> **Instructions to follow**:
Word for word, set down the entries that follow.

Interface dataset entries:
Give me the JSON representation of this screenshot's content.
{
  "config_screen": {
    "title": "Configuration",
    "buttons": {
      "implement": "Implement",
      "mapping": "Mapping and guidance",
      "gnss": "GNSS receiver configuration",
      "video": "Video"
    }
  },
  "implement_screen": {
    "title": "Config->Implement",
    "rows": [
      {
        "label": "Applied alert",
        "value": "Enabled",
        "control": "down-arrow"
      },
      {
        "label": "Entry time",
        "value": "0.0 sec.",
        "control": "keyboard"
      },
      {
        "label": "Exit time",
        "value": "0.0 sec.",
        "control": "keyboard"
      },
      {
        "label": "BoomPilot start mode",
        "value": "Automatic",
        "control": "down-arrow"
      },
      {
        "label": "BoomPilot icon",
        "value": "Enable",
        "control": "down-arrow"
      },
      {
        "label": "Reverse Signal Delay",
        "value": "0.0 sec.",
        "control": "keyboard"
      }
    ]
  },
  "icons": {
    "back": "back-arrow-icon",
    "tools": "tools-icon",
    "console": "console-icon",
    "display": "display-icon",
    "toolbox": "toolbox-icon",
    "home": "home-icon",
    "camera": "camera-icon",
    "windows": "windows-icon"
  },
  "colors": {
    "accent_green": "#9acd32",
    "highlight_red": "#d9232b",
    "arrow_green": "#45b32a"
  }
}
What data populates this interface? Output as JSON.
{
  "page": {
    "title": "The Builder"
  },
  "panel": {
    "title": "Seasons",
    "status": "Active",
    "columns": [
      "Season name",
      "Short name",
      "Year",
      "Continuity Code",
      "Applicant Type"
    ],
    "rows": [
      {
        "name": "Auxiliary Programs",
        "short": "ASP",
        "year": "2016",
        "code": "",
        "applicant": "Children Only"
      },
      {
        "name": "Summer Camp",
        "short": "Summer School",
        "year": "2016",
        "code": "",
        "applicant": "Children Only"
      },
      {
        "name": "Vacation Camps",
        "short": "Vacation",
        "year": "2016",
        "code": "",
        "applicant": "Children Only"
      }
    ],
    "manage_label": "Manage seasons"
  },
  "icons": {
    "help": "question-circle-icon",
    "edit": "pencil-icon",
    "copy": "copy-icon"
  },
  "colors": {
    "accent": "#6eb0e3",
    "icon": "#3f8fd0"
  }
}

> **Answer for this exercise**:
Give me the JSON representation of this screenshot's content.
{
  "config_screen": {
    "title": "Configuration",
    "buttons": {
      "implement": "Implement",
      "mapping": "Mapping and guidance",
      "gnss": "GNSS receiver configuration",
      "video": "Video"
    }
  },
  "implement_screen": {
    "title": "Config->Implement",
    "rows": [
      {
        "label": "Applied alert",
        "value": "Enabled",
        "control": "down-arrow"
      },
      {
        "label": "Entry time",
        "value": "0.0 sec.",
        "control": "keyboard"
      },
      {
        "label": "Exit time",
        "value": "0.0 sec.",
        "control": "keyboard"
      },
      {
        "label": "BoomPilot start mode",
        "value": "Automatic",
        "control": "down-arrow"
      },
      {
        "label": "BoomPilot icon",
        "value": "Enable",
        "control": "down-arrow"
      },
      {
        "label": "Reverse Signal Delay",
        "value": "0.0 sec.",
        "control": "keyboard"
      }
    ]
  },
  "icons": {
    "back": "back-arrow-icon",
    "tools": "tools-icon",
    "console": "console-icon",
    "display": "display-icon",
    "toolbox": "toolbox-icon",
    "home": "home-icon",
    "camera": "camera-icon",
    "windows": "windows-icon"
  },
  "colors": {
    "accent_green": "#9acd32",
    "highlight_red": "#d9232b",
    "arrow_green": "#45b32a"
  }
}
What data populates this interface? Output as JSON.
{
  "page": {
    "title": "The Builder"
  },
  "panel": {
    "title": "Seasons",
    "status": "Active",
    "columns": [
      "Season name",
      "Short name",
      "Year",
      "Continuity Code",
      "Applicant Type"
    ],
    "rows": [
      {
        "name": "Auxiliary Programs",
        "short": "ASP",
        "year": "2016",
        "code": "",
        "applicant": "Children Only"
      },
      {
        "name": "Summer Camp",
        "short": "Summer School",
        "year": "2016",
        "code": "",
        "applicant": "Children Only"
      },
      {
        "name": "Vacation Camps",
        "short": "Vacation",
        "year": "2016",
        "code": "",
        "applicant": "Children Only"
      }
    ],
    "manage_label": "Manage seasons"
  },
  "icons": {
    "help": "question-circle-icon",
    "edit": "pencil-icon",
    "copy": "copy-icon"
  },
  "colors": {
    "accent": "#6eb0e3",
    "icon": "#3f8fd0"
  }
}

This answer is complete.